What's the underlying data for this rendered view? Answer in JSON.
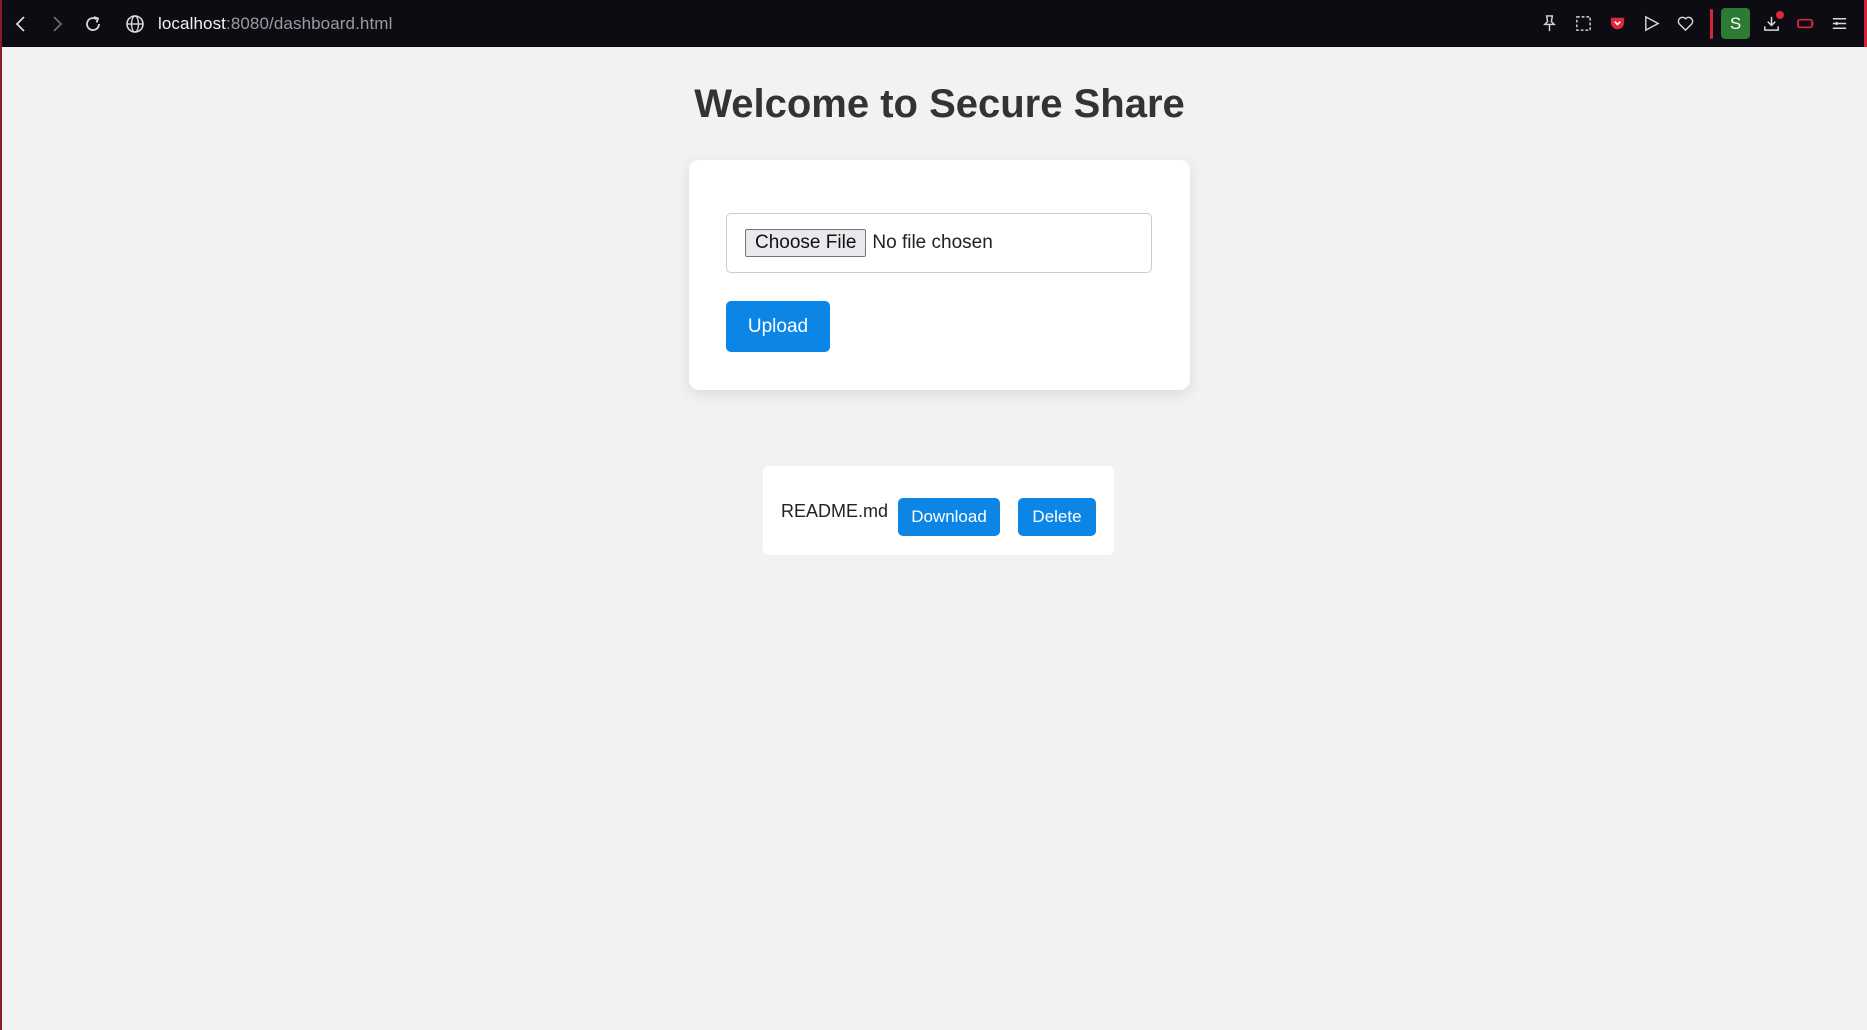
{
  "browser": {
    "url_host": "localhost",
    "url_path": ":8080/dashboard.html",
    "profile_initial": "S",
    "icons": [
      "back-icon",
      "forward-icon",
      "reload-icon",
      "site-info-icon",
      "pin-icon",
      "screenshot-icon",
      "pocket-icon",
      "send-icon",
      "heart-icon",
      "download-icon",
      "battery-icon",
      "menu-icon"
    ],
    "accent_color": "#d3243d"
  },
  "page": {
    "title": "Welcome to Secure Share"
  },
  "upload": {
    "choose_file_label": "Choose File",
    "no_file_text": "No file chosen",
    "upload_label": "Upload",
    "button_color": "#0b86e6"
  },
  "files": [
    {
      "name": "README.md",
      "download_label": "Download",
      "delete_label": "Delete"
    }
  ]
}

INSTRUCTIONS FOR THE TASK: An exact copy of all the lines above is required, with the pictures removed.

YOUR RESPONSE:
What's the underlying data for this rendered view? Answer in JSON.
{
  "browser": {
    "url_host": "localhost",
    "url_path": ":8080/dashboard.html",
    "profile_initial": "S",
    "icons": [
      "back-icon",
      "forward-icon",
      "reload-icon",
      "site-info-icon",
      "pin-icon",
      "screenshot-icon",
      "pocket-icon",
      "send-icon",
      "heart-icon",
      "download-icon",
      "battery-icon",
      "menu-icon"
    ],
    "accent_color": "#d3243d"
  },
  "page": {
    "title": "Welcome to Secure Share"
  },
  "upload": {
    "choose_file_label": "Choose File",
    "no_file_text": "No file chosen",
    "upload_label": "Upload",
    "button_color": "#0b86e6"
  },
  "files": [
    {
      "name": "README.md",
      "download_label": "Download",
      "delete_label": "Delete"
    }
  ]
}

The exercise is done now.